Give the listing back in full, exactly as written, with the pictures removed.

________________________________________

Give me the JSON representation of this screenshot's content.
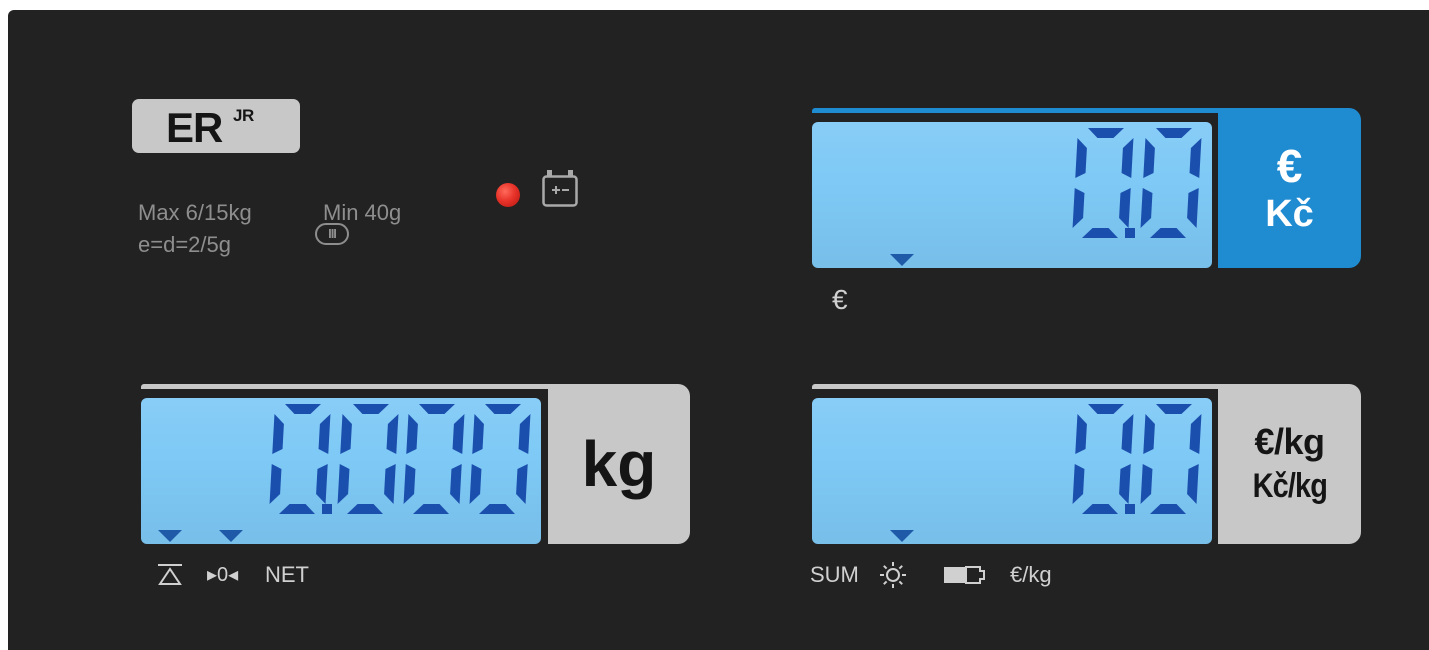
{
  "brand": {
    "name": "ER",
    "superscript": "JR"
  },
  "specs": {
    "line1_max": "Max 6/15kg",
    "line1_min": "Min 40g",
    "line2": "e=d=2/5g",
    "accuracy_class": "III"
  },
  "indicators": {
    "power_led": "red-led",
    "battery": "battery-icon"
  },
  "displays": {
    "price": {
      "value": "0.0",
      "unit_1": "€",
      "unit_2": "Kč",
      "caption": "€",
      "panel_color": "#1f8bd1"
    },
    "weight": {
      "value": "0.000",
      "unit": "kg",
      "panel_color": "#c8c8c8"
    },
    "unit_price": {
      "value": "0.0",
      "unit_1": "€/kg",
      "unit_2": "Kč/kg",
      "panel_color": "#c8c8c8"
    }
  },
  "weight_captions": {
    "zero": "▸0◂",
    "net": "NET"
  },
  "unit_price_captions": {
    "sum": "SUM",
    "unit": "€/kg"
  },
  "colors": {
    "lcd": "#7ec9f6",
    "segments": "#1b4fae",
    "panel": "#222222"
  }
}
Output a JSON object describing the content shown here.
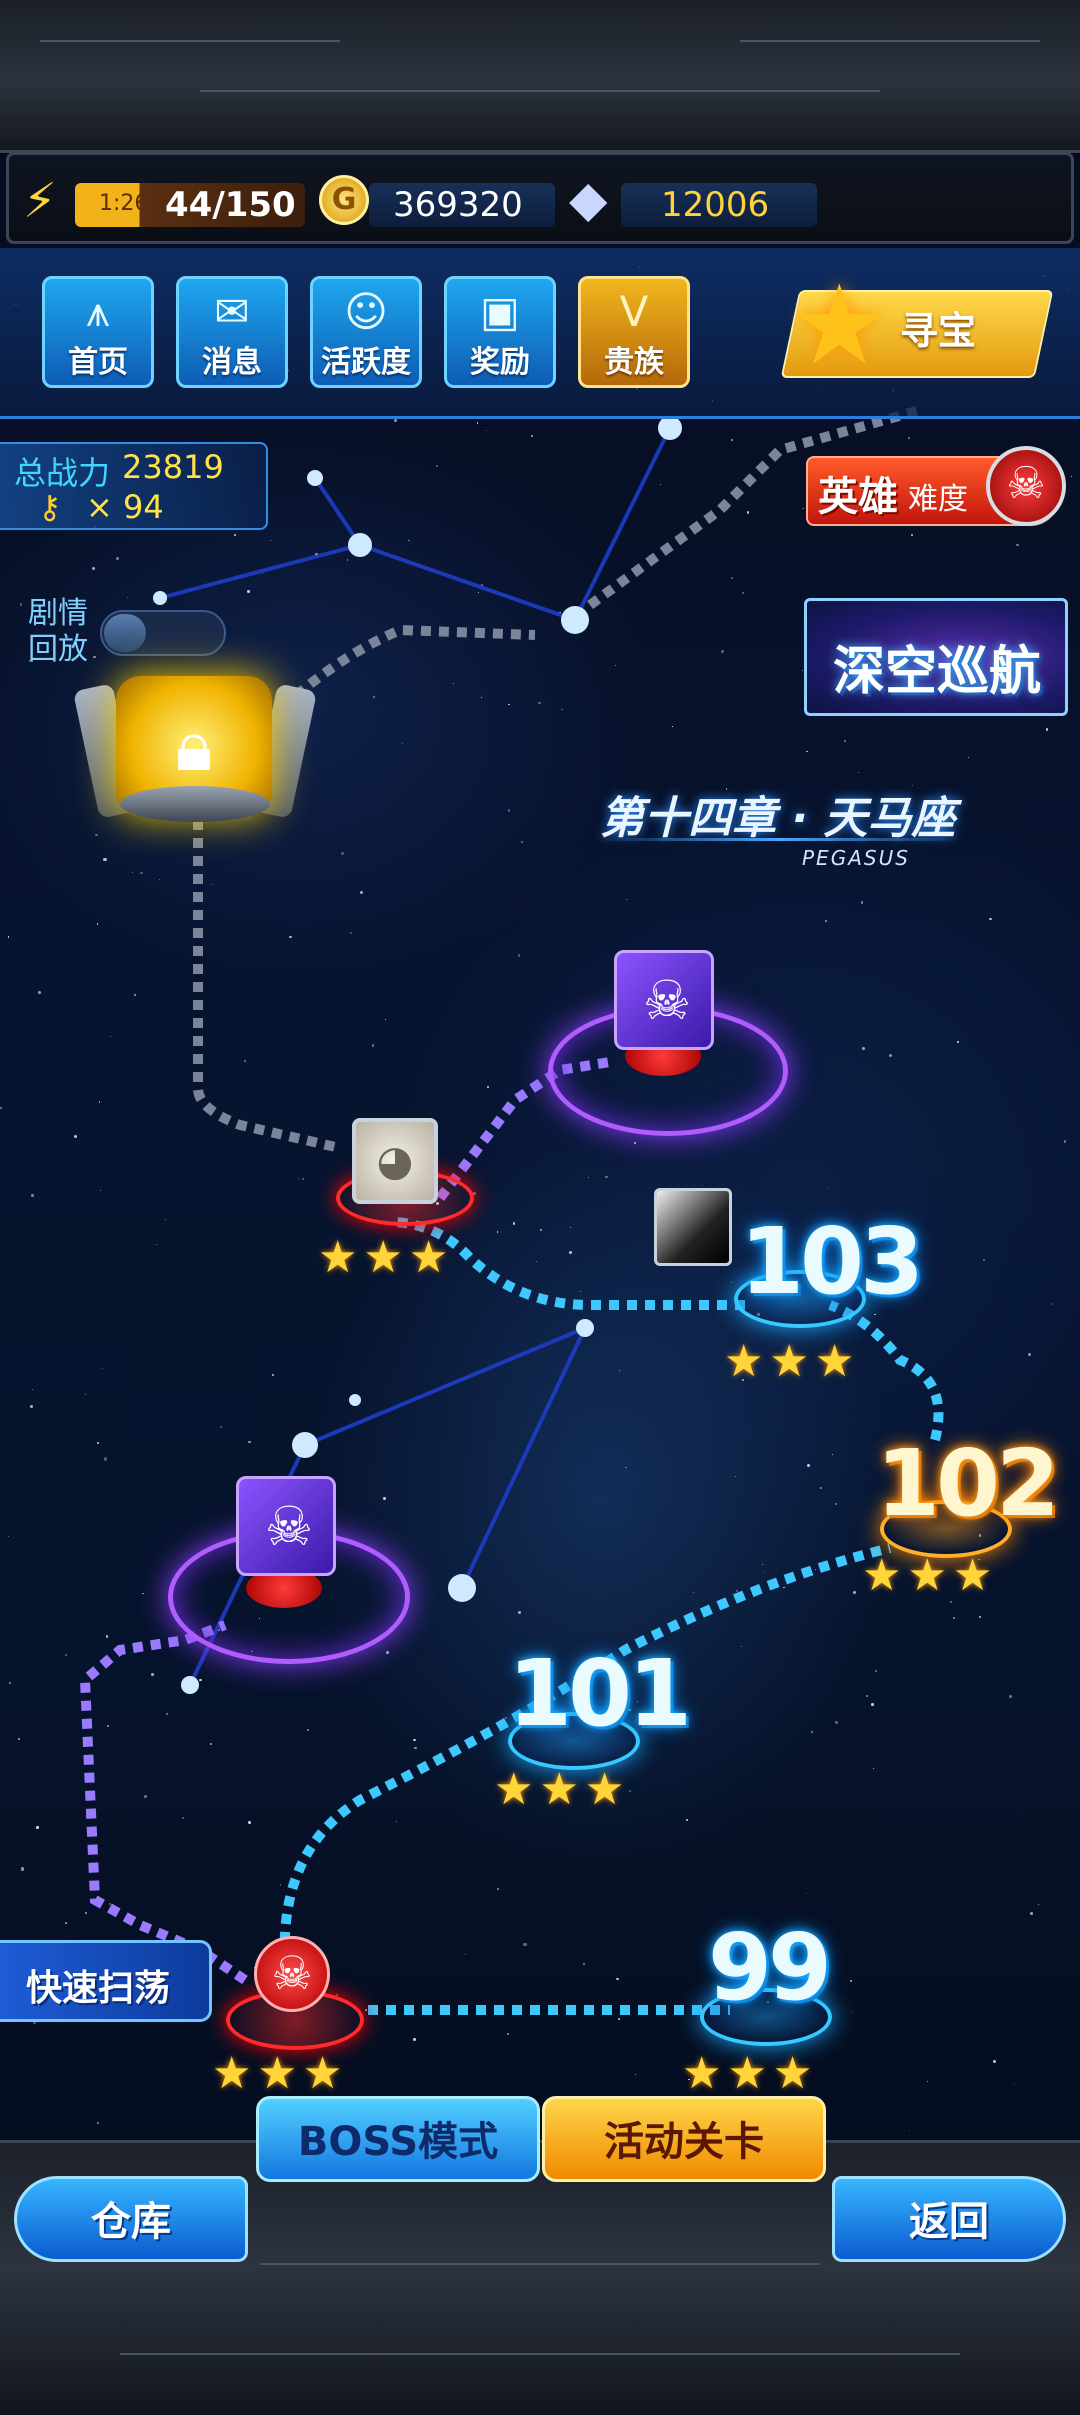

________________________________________

- Answer to the exercise
Give me the JSON representation of this screenshot's content.
{
  "brand": {
    "name": "ER",
    "superscript": "JR"
  },
  "specs": {
    "line1_max": "Max 6/15kg",
    "line1_min": "Min 40g",
    "line2": "e=d=2/5g",
    "accuracy_class": "III"
  },
  "indicators": {
    "power_led": "red-led",
    "battery": "battery-icon"
  },
  "displays": {
    "price": {
      "value": "0.0",
      "unit_1": "€",
      "unit_2": "Kč",
      "caption": "€",
      "panel_color": "#1f8bd1"
    },
    "weight": {
      "value": "0.000",
      "unit": "kg",
      "panel_color": "#c8c8c8"
    },
    "unit_price": {
      "value": "0.0",
      "unit_1": "€/kg",
      "unit_2": "Kč/kg",
      "panel_color": "#c8c8c8"
    }
  },
  "weight_captions": {
    "zero": "▸0◂",
    "net": "NET"
  },
  "unit_price_captions": {
    "sum": "SUM",
    "unit": "€/kg"
  },
  "colors": {
    "lcd": "#7ec9f6",
    "segments": "#1b4fae",
    "panel": "#222222"
  }
}
Output a JSON object describing the content shown here.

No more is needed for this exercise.